The new program should focus primarily on building accountable, effective, transparent civilian security institutions. Our task force also found that too often, the U.S. government’s approach to military capacity-building focuses on upgrading tactical-level units in ways that can isolate them from existing institutions in their country and exacerbate dysfunction. Institutional reforms – which can significantly improve agencies’ ability to achieve shared security objectives and promote respect for human rights and long-term stability – are neglected. In approaching law enforcement capacity-building, institutions must take priority.
Conclusion: A Step Toward Solving a Deeper Problem
This reform would not solve a deeper problem: a monumental imbalance in the federal budget toward military assistance.
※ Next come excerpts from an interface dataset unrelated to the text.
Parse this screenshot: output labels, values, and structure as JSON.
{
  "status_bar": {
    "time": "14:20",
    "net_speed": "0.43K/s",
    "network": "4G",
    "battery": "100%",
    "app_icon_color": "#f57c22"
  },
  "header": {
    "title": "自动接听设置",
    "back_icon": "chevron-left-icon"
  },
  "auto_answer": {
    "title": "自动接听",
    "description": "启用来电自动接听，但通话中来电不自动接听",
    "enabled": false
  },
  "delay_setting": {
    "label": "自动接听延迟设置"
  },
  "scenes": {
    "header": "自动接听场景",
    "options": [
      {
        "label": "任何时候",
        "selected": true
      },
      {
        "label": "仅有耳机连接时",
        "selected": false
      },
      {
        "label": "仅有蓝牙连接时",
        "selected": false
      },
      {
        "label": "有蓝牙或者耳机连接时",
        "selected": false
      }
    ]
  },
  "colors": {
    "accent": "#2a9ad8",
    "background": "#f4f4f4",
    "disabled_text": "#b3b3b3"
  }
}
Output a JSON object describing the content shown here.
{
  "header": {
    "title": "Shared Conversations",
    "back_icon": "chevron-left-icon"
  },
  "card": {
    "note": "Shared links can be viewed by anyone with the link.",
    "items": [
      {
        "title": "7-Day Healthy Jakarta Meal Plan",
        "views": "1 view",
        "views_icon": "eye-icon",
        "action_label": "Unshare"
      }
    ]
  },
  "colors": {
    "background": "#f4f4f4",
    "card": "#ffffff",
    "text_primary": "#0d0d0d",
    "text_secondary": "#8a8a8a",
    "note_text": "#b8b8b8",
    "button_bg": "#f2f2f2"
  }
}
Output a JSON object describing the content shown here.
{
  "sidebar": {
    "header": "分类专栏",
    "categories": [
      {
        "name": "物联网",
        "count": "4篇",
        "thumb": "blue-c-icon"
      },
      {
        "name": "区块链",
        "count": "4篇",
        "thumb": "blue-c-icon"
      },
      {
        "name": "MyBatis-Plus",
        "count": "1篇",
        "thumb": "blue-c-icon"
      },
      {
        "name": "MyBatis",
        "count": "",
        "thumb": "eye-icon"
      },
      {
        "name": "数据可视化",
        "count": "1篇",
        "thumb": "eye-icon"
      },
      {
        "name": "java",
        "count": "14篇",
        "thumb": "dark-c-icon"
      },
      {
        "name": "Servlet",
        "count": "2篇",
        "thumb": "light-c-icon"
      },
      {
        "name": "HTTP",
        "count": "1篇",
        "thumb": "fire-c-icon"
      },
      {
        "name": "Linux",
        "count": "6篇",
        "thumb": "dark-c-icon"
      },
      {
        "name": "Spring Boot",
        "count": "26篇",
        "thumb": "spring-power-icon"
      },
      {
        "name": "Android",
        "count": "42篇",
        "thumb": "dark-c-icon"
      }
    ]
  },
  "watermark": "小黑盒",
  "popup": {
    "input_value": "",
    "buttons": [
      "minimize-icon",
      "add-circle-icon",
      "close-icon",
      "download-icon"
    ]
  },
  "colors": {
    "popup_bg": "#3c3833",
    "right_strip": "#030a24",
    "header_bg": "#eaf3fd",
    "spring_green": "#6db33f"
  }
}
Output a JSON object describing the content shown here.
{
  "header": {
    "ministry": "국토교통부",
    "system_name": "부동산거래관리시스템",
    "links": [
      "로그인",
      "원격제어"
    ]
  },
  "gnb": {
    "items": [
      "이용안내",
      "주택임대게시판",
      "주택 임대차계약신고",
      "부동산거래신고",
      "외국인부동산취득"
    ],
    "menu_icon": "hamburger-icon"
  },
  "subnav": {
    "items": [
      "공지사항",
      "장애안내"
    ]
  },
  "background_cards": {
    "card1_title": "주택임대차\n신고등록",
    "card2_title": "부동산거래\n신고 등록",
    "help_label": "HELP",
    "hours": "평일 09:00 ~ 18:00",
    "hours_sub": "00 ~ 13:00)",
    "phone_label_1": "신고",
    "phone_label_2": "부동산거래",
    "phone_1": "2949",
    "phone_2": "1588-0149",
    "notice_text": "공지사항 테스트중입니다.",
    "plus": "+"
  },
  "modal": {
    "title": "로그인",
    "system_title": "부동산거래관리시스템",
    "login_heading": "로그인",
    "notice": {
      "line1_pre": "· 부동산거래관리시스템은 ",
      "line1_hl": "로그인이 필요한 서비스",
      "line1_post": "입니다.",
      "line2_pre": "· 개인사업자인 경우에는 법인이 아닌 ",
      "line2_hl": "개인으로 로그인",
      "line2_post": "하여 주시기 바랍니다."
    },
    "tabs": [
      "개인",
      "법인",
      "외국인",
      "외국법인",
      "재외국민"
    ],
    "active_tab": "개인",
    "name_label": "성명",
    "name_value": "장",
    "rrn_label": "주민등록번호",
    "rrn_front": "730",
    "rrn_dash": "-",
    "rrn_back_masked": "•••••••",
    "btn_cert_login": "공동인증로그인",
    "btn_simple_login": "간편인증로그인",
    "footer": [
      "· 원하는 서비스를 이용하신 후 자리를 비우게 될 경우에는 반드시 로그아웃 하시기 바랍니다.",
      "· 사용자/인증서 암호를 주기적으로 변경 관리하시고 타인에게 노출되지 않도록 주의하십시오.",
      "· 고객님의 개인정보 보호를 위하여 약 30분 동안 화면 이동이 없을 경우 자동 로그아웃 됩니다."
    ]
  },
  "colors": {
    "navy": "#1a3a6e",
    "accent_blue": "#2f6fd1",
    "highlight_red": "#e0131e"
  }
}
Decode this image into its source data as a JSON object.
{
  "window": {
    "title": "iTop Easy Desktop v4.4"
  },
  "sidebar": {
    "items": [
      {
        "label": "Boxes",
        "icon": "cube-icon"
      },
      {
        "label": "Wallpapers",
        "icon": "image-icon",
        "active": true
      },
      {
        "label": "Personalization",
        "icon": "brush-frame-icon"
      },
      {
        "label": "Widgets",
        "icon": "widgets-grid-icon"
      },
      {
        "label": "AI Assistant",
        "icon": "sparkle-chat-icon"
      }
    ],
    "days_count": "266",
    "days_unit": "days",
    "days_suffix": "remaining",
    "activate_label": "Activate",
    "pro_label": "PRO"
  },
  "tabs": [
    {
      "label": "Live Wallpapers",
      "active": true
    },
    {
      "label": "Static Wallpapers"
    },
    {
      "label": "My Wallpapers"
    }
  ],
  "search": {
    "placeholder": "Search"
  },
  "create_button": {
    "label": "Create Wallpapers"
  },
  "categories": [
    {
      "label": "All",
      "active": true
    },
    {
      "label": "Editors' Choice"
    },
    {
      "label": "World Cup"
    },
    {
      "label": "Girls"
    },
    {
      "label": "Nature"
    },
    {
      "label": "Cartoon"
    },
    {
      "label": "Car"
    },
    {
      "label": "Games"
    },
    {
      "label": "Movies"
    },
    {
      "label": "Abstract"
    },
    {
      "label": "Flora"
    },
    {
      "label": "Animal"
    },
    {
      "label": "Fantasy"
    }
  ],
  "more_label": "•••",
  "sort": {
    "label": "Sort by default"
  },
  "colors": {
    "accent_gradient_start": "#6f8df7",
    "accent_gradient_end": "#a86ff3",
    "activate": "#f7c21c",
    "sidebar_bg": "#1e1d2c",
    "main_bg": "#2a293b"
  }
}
The U.S. security assistance budget averages between $16 and $20 billion annually; of this amount, an average of 10 percent is allocated to law enforcement assistance through the State Department’s International Narcotics Control and Law Enforcement account. Some additional justice sector programming is funded through USAID, but the combined total of these efforts is overwhelmed by military aid.
The impact of this imbalance is felt locally as much as globally. After all, when a U.S. ambassador can access tens of millions for military-to-military assistance and no resources are available for police engagement, he or she is likely to pursue whatever resources are available — even if preliminary security assessments have clearly pointed toward police forces as the weak link in tackling extremism. Empty-handed ambassadors do little to build relations with host country leaders, even if the resources they may have to offer are poorly matched to the country’s challenges. This budgetary imbalance will need Congress’s attention in coming years. But authorizing a dedicated capability to train civilian security forces will begin to solve the problem by giving a voice and seat at the policy table to this neglected arena for partnership.
Reforms to the outdated Section 660 have been advocated in the past, but it is time to look also at simultaneously empowering a dedicated law enforcement training and institutional reform capability. This would provide a powerful new tool to address the spread of extremism and its underlying causes in fragile states. It would also represent a long-term investment in the core principles that U.S. assistance aims to uphold: international security, democracy, human rights, and the rule of law. It would give us hope, as our task force’s co-chairs said, that U.S. policy will serve “not only to defeat today’s terrorists, but also to alleviate the conditions that spawn tomorrow’s.”
Tommy Ross was a Senior Advisor to the Task Force on Extremism in Fragile States and is a Senior Associate at the Center for Strategic and International Studies. Previously, he served as the Deputy Assistant Secretary of Defense for Security Cooperation and in senior positions in the U.S. Senate and House of Representatives.
Philip McDaniel served as a Policy Advisor on the Task Force on Extremism in Fragile States. He has previously served at the Pentagon and U.S. Africa Command.
Image: U.S. Air Force photo by Staff Sgt. Kenneth W. Norman